» PROBLEM DETAILS:
Look through the records, and wherever the string "data" turns up, copy out that line.

» INPUT:

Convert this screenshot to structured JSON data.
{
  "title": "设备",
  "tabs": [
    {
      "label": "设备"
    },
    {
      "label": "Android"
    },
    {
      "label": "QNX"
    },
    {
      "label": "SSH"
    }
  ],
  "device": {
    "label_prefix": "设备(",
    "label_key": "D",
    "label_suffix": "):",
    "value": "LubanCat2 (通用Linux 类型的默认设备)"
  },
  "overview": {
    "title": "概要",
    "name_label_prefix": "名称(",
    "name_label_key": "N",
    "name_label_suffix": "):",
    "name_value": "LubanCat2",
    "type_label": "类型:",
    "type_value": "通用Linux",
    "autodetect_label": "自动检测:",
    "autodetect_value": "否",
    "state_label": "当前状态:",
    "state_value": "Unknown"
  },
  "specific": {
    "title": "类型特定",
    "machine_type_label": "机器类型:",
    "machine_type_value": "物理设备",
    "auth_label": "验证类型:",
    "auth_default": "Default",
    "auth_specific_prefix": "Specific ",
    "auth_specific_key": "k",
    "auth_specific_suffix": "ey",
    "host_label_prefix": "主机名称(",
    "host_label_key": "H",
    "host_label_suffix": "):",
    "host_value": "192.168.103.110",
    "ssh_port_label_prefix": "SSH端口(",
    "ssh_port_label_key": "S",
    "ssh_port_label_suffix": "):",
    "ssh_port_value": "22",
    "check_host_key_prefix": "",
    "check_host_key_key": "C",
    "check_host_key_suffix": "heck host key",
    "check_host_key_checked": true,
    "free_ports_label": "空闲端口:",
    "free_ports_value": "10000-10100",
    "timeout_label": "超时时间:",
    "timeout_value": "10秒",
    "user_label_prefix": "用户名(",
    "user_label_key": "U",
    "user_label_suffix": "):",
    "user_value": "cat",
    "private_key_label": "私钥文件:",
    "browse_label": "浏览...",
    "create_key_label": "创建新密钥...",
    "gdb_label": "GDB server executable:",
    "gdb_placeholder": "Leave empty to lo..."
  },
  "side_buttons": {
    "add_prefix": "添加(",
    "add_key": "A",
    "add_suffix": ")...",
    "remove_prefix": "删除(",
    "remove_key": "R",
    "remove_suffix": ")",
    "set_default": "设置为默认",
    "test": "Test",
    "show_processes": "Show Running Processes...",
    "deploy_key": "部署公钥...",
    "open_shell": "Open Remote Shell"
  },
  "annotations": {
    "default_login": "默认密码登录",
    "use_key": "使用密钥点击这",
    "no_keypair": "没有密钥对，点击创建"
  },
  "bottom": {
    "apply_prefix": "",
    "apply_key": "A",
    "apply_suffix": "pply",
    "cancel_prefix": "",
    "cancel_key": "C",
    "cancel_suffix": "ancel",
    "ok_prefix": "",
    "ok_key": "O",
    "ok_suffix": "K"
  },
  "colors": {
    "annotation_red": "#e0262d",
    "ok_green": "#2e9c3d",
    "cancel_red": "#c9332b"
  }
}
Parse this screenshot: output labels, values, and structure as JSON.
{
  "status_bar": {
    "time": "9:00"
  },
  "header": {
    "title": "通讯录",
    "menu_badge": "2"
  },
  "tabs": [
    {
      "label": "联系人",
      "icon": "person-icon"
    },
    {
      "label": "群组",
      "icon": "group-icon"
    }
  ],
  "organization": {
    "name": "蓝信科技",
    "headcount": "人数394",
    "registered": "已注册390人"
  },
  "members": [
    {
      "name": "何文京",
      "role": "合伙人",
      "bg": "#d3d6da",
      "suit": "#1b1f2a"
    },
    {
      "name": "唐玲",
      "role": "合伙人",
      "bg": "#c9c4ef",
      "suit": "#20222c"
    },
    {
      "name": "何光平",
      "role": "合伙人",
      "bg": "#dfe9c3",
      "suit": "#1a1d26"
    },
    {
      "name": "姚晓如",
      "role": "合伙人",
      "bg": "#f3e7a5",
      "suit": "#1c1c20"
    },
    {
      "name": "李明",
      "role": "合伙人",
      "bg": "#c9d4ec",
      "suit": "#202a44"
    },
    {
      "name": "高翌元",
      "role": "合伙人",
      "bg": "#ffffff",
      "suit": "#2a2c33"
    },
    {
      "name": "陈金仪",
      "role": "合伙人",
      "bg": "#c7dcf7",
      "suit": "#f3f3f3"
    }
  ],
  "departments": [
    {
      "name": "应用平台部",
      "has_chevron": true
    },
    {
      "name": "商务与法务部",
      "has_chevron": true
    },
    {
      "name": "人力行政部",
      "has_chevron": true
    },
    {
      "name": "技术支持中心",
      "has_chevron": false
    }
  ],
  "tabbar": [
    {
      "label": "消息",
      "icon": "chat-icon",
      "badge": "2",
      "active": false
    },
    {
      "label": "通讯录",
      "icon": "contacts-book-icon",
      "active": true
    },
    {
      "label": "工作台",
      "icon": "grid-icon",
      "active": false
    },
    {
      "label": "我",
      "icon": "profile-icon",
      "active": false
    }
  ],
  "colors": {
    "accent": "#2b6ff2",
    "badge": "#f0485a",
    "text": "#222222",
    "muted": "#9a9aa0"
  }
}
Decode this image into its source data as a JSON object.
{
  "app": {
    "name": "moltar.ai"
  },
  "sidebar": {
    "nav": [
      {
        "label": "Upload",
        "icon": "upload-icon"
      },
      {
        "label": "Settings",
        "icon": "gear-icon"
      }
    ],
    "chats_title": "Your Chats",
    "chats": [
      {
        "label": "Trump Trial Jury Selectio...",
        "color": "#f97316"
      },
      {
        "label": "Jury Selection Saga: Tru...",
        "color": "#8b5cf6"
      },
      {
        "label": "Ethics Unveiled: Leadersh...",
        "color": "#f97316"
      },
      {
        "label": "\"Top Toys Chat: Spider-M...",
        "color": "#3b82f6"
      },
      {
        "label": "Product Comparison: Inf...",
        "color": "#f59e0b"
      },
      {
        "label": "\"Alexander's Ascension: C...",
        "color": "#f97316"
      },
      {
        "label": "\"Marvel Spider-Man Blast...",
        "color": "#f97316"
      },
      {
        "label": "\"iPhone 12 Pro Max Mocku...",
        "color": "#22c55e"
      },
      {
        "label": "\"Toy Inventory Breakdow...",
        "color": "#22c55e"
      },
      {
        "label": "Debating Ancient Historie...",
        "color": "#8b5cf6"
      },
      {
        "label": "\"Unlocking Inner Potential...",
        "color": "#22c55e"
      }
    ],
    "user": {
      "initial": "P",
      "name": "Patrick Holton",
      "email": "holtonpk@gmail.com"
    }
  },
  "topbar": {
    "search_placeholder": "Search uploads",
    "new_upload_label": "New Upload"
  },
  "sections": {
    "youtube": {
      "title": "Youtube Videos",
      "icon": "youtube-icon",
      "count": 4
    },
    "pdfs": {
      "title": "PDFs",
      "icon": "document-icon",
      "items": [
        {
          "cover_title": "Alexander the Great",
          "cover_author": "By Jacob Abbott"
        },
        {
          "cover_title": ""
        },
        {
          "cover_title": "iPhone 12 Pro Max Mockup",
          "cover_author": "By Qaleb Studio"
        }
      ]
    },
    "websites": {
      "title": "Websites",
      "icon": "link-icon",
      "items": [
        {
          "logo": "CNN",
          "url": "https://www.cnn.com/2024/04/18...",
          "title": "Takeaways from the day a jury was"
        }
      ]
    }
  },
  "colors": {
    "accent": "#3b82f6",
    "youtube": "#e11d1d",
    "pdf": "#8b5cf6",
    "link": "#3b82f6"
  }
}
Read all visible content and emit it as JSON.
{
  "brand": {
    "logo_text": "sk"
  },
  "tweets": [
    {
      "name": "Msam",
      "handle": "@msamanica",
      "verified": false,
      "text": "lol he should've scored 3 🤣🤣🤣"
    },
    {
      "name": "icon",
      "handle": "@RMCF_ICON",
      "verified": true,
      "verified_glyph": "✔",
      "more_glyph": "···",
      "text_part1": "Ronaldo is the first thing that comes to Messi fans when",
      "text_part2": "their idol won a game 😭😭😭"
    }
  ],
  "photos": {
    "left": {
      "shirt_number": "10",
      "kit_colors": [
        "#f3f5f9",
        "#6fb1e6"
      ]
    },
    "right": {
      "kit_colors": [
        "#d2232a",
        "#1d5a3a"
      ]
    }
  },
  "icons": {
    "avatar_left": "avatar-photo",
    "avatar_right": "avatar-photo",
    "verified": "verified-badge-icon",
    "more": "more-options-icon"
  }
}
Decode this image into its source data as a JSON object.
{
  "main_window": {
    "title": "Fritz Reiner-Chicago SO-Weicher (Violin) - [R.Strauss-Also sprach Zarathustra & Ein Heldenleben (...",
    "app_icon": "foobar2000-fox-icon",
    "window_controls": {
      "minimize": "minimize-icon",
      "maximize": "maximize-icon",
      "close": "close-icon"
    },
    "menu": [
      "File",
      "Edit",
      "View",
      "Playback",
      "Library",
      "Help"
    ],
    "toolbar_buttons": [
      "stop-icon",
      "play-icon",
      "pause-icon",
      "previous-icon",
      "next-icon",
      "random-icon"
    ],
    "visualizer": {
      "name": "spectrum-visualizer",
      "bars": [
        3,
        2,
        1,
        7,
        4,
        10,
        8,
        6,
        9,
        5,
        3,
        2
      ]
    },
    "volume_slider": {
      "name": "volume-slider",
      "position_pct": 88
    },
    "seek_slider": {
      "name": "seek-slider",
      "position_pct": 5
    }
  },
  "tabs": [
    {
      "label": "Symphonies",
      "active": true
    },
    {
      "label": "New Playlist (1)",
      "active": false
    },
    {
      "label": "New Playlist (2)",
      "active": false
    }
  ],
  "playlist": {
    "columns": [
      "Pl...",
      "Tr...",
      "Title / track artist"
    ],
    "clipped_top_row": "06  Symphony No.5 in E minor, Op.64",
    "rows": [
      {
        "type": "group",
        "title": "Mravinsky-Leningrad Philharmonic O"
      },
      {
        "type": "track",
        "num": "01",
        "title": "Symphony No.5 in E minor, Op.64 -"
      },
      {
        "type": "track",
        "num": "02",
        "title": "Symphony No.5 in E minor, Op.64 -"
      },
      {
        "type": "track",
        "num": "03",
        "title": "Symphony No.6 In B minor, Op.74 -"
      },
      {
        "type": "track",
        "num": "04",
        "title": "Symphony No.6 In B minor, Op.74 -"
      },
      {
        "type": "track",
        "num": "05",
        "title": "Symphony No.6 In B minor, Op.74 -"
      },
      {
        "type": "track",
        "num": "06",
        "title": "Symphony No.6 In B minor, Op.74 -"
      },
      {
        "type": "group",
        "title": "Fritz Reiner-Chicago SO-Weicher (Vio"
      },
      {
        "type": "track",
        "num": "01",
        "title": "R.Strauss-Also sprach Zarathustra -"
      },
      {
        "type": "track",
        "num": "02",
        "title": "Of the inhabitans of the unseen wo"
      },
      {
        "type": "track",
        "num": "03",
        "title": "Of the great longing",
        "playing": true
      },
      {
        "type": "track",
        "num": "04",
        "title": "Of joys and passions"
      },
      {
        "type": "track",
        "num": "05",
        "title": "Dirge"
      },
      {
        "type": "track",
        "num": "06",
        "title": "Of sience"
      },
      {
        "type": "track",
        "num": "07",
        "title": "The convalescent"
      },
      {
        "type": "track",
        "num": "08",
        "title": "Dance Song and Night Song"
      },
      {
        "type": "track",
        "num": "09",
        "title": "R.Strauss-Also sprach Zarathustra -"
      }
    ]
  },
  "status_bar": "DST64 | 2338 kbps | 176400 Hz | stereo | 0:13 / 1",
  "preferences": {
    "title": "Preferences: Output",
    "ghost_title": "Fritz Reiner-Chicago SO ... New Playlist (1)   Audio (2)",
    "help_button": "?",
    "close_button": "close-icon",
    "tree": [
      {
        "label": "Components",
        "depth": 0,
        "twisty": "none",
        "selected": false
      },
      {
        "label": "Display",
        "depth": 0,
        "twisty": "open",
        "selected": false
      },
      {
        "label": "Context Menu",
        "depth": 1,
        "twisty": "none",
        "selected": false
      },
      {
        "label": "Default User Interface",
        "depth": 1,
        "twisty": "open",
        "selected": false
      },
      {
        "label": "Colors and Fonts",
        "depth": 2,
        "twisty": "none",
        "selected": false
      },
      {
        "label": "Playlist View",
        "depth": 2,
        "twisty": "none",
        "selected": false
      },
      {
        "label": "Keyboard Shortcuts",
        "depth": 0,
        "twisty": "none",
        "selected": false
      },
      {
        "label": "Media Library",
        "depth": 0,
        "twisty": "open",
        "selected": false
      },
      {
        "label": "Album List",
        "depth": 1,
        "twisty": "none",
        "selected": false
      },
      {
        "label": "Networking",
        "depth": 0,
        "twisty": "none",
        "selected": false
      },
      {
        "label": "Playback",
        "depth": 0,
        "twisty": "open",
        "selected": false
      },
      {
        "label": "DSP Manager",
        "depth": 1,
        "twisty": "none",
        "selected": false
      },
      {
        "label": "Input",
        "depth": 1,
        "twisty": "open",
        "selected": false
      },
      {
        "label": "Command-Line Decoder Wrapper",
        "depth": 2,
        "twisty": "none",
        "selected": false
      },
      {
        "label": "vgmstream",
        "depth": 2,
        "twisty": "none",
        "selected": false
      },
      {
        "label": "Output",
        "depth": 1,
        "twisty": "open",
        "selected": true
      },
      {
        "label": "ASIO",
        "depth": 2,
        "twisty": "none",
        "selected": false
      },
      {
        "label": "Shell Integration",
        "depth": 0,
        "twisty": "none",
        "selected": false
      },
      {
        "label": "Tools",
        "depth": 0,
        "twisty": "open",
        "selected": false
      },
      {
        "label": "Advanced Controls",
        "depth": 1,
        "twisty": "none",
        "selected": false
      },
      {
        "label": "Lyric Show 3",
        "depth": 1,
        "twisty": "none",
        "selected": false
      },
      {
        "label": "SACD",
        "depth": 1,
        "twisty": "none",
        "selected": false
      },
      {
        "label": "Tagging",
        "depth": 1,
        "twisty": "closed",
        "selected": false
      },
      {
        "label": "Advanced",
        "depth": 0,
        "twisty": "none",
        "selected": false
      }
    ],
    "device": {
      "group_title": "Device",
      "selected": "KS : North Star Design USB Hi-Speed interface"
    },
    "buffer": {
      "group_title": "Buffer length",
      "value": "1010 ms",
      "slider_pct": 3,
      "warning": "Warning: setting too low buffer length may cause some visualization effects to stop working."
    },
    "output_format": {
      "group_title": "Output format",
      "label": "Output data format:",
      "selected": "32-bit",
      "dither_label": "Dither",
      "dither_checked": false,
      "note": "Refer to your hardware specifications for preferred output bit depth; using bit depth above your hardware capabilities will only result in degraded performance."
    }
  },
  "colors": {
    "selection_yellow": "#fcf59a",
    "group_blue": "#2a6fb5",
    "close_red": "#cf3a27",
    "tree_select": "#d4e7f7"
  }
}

» EXERCISE ANSWER:
Convert this screenshot to structured JSON data.
Decode this image into its source data as a JSON object.
Decode this image into its source data as a JSON object.
      "label": "Output data format:",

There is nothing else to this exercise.